Exercise directions:
Reproduce each entry exactly as it reads. Leave the images out.

App and web page records:

********

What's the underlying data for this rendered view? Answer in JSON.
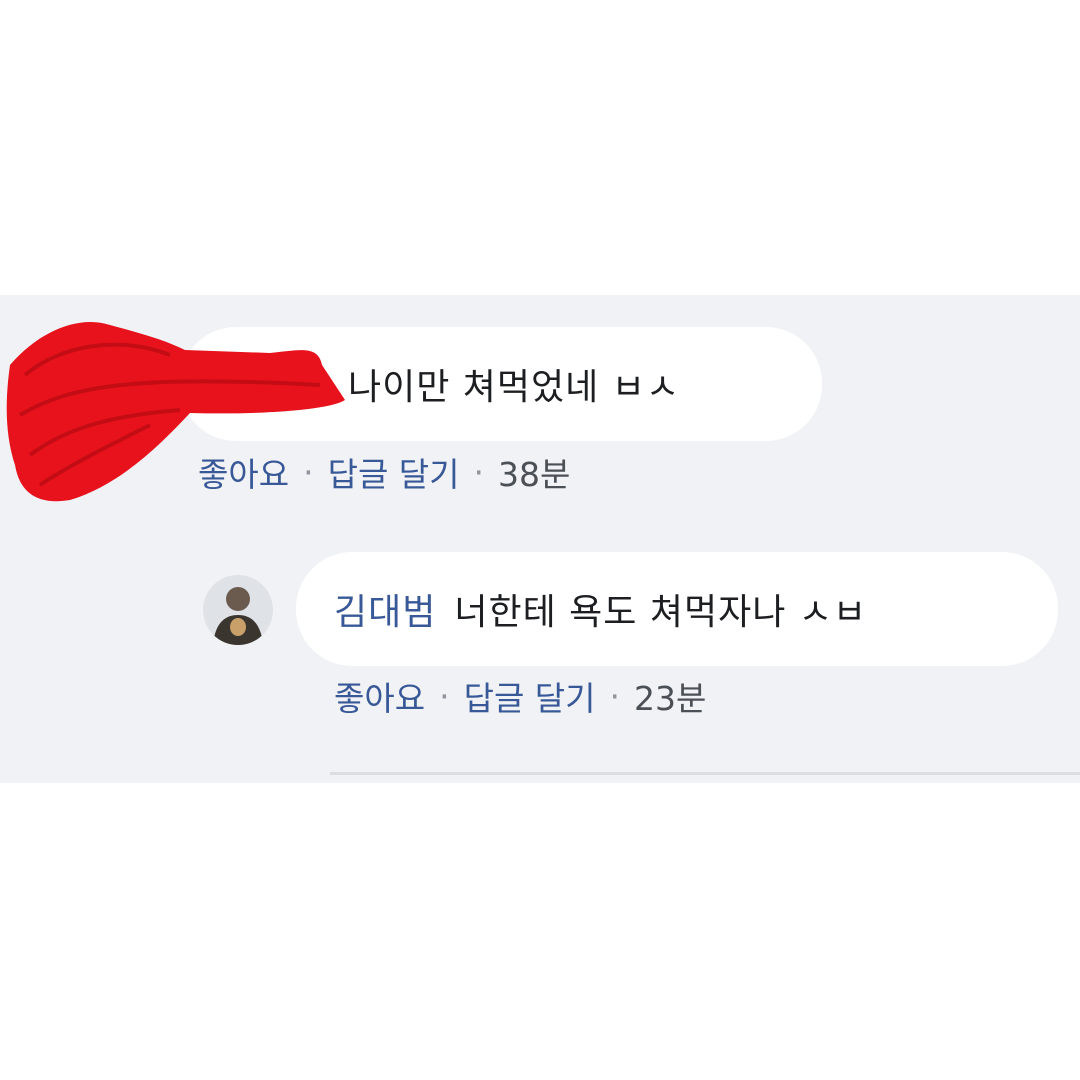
{
  "comments": [
    {
      "text": "나이만 쳐먹었네 ㅂㅅ",
      "actions": {
        "like": "좋아요",
        "reply": "답글 달기",
        "separator": "·",
        "time": "38분"
      }
    },
    {
      "author": "김대범",
      "text": "너한테 욕도 쳐먹자나 ㅅㅂ",
      "avatar_icon": "user-photo-avatar",
      "actions": {
        "like": "좋아요",
        "reply": "답글 달기",
        "separator": "·",
        "time": "23분"
      }
    }
  ],
  "colors": {
    "panel_background": "#f0f2f5",
    "bubble": "#ffffff",
    "link": "#385898",
    "redaction": "#e8121c"
  }
}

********

Output of the exercise:
What's the underlying data for this rendered view? Answer in JSON.
{
  "comments": [
    {
      "text": "나이만 쳐먹었네 ㅂㅅ",
      "actions": {
        "like": "좋아요",
        "reply": "답글 달기",
        "separator": "·",
        "time": "38분"
      }
    },
    {
      "author": "김대범",
      "text": "너한테 욕도 쳐먹자나 ㅅㅂ",
      "avatar_icon": "user-photo-avatar",
      "actions": {
        "like": "좋아요",
        "reply": "답글 달기",
        "separator": "·",
        "time": "23분"
      }
    }
  ],
  "colors": {
    "panel_background": "#f0f2f5",
    "bubble": "#ffffff",
    "link": "#385898",
    "redaction": "#e8121c"
  }
}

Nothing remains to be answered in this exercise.